Kumar E, McCurdy MT, Koch CA, Hamadah A, Fülöp T, Gharaibeh KA. Impairment of Thyroid Function in Critically Ill Patients in the Intensive Care Units. Am J Med Sci. 2018;355(3):281–5.
Fülöp T, Koch CA, Norris LT, Rodríguez B, Szarvas T, Lengvárszky Z, Csongrádi É, Dixit MP. Uric Acid Control in Advanced Chronic Kidney Disease in a Southeastern US Urban Cohort. South Med J. 2018;111(9):549–55.
Koch CA, Petersenn S. Black swans – neuroendocrine neoplasms of rare locations. Rev Endocr Metab Disord. 2018; https://doi.org/10.1007/s11154-018-9473-0. 19(2):111–121
Prof. Koch is affiliated with the Carl von Ossietzky University as well as the Technical University of Dresden, MK III (Chair, Prof. Stefan Bornstein), Germany. He also is adjunct professor at the University of Louisville, KY, USA, and works at Medicover GmbH Germany. Before June 2017, Koch had served as a professor of medicine (with tenure) at the University of Mississippi Medical Center in Jackson, MS, USA, and staff physician at the G.V. (Sonny) Montgomery VA Medical Center. He is a “summa cum laude” graduate of the Friedrich-Alexander University in Erlangen-Nuremberg, Germany and trained in neurosurgery, neurology, and internal medicine in Germany. He then completed a residency in Internal Medicine at the Ohio State University in Columbus, OH, USA, under the chairmanship of Prof.

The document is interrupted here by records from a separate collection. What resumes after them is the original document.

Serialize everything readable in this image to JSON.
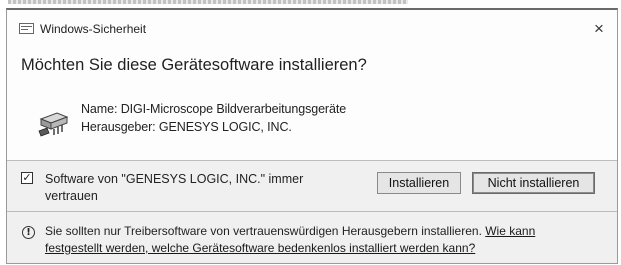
{
  "window": {
    "title": "Windows-Sicherheit",
    "close_glyph": "×",
    "title_icon": "window-icon"
  },
  "prompt": {
    "heading": "Möchten Sie diese Gerätesoftware installieren?"
  },
  "device": {
    "icon": "device-driver-icon",
    "name_line": "Name: DIGI-Microscope Bildverarbeitungsgeräte",
    "publisher_line": "Herausgeber: GENESYS LOGIC, INC."
  },
  "trust": {
    "checked": true,
    "check_glyph": "✓",
    "label": "Software von \"GENESYS LOGIC, INC.\" immer vertrauen"
  },
  "buttons": {
    "install_label": "Installieren",
    "no_install_label": "Nicht installieren"
  },
  "info": {
    "icon": "info-shield-icon",
    "icon_glyph": "!",
    "text": "Sie sollten nur Treibersoftware von vertrauenswürdigen Herausgebern installieren. ",
    "link_text": "Wie kann festgestellt werden, welche Gerätesoftware bedenkenlos installiert werden kann?"
  }
}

EL Mazzaferri, and clinical and research training in endocrinology at the National Institutes of Health in Bethesda, MD, USA, under the guidance of Prof. George P. Chrousos and many collaborating colleagues. Prof. Koch’s research focus has been the pathogenesis of endocrine tumors and endocrine hypertension. He remains interested in translational and multidisciplinary research with questions arising from patient encounters, trying to explain clinical observations by looking at bench results to further improve patient care. In May 2017, the American College of Endocrinology awarded Prof. Koch the prestigious title of Master of the American College of Endocrinology (MACE) (https://www.umc.edu/news/Miscellaneous/2017/May/Endocrinologist-to-receive-prized-MACE--grad-students--fellows-earn-biology-honors.html).

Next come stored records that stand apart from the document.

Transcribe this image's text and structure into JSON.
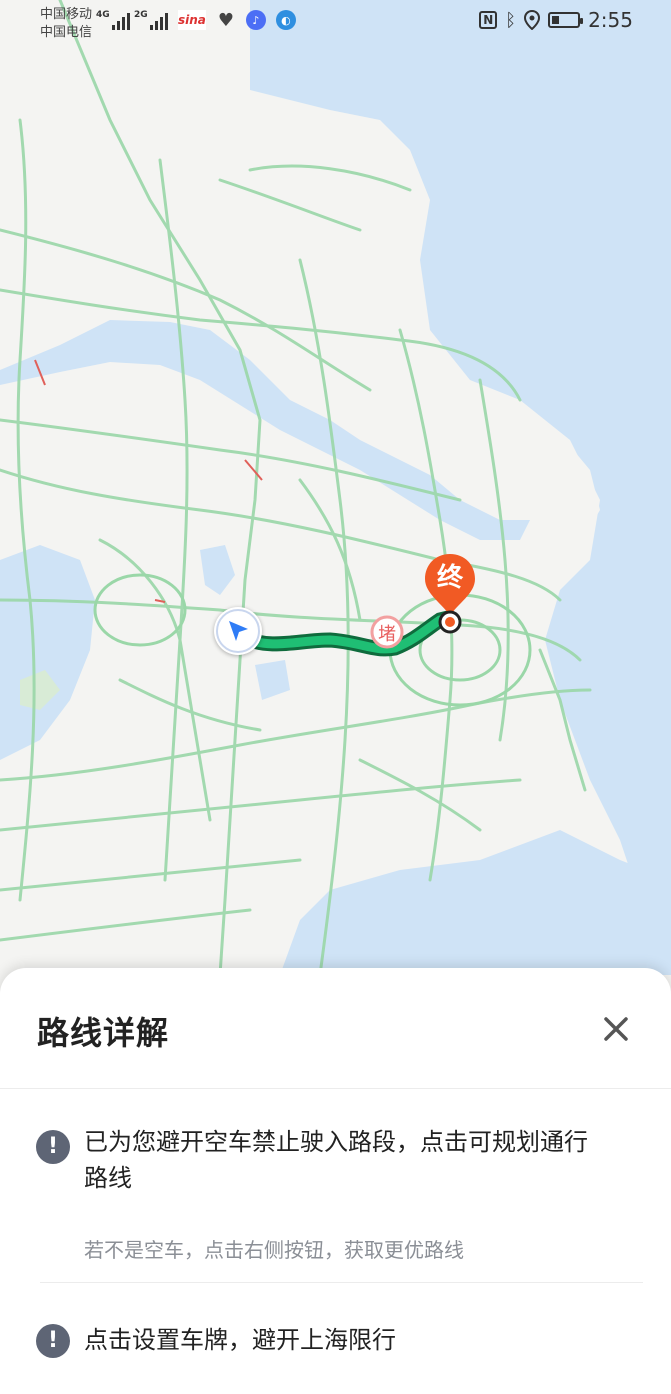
{
  "status_bar": {
    "carrier_1": "中国移动",
    "carrier_2": "中国电信",
    "net_1": "4G",
    "net_2": "2G",
    "app_1": "sina",
    "time": "2:55",
    "icons": [
      "nfc-icon",
      "bluetooth-icon",
      "location-icon",
      "battery-icon"
    ]
  },
  "map": {
    "start_marker_icon": "navigation-arrow-icon",
    "end_marker_label": "终",
    "via_marker_label": "堵",
    "colors": {
      "land": "#f4f4f2",
      "water": "#cfe3f6",
      "roads": "#9ad7a8",
      "route": "#1aa861",
      "end_marker": "#f15a24"
    }
  },
  "sheet": {
    "title": "路线详解",
    "close_icon": "close-icon",
    "items": [
      {
        "icon": "exclamation-icon",
        "text_line_1": "已为您避开空车禁止驶入路段，点击可规划通行",
        "text_line_2": "路线",
        "subtext": "若不是空车，点击右侧按钮，获取更优路线"
      },
      {
        "icon": "exclamation-icon",
        "text_line_1": "点击设置车牌，避开上海限行"
      }
    ]
  }
}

Prof. Koch declares no direct conflict with this article. He has served on the Advisory Board of Novartis on the topic acromegaly and has participated in educational conferences on the topics neuroendocrine tumours and acromegaly sponsored by Novartis and Ipsen.

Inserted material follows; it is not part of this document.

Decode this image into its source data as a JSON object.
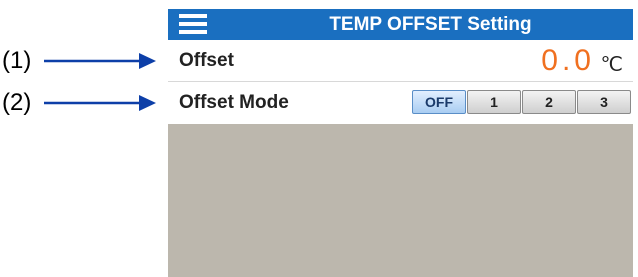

Springer Nature remains neutral with regard to jurisdictional claims in published maps and institutional affiliations.
About this article
Cite this article
Koch, C.A., Fülöp, T. Case reports: old-timers and evergreens. J Med Case Reports 12, 355 (2018). https://doi.org/10.1186/s13256-018-1889-3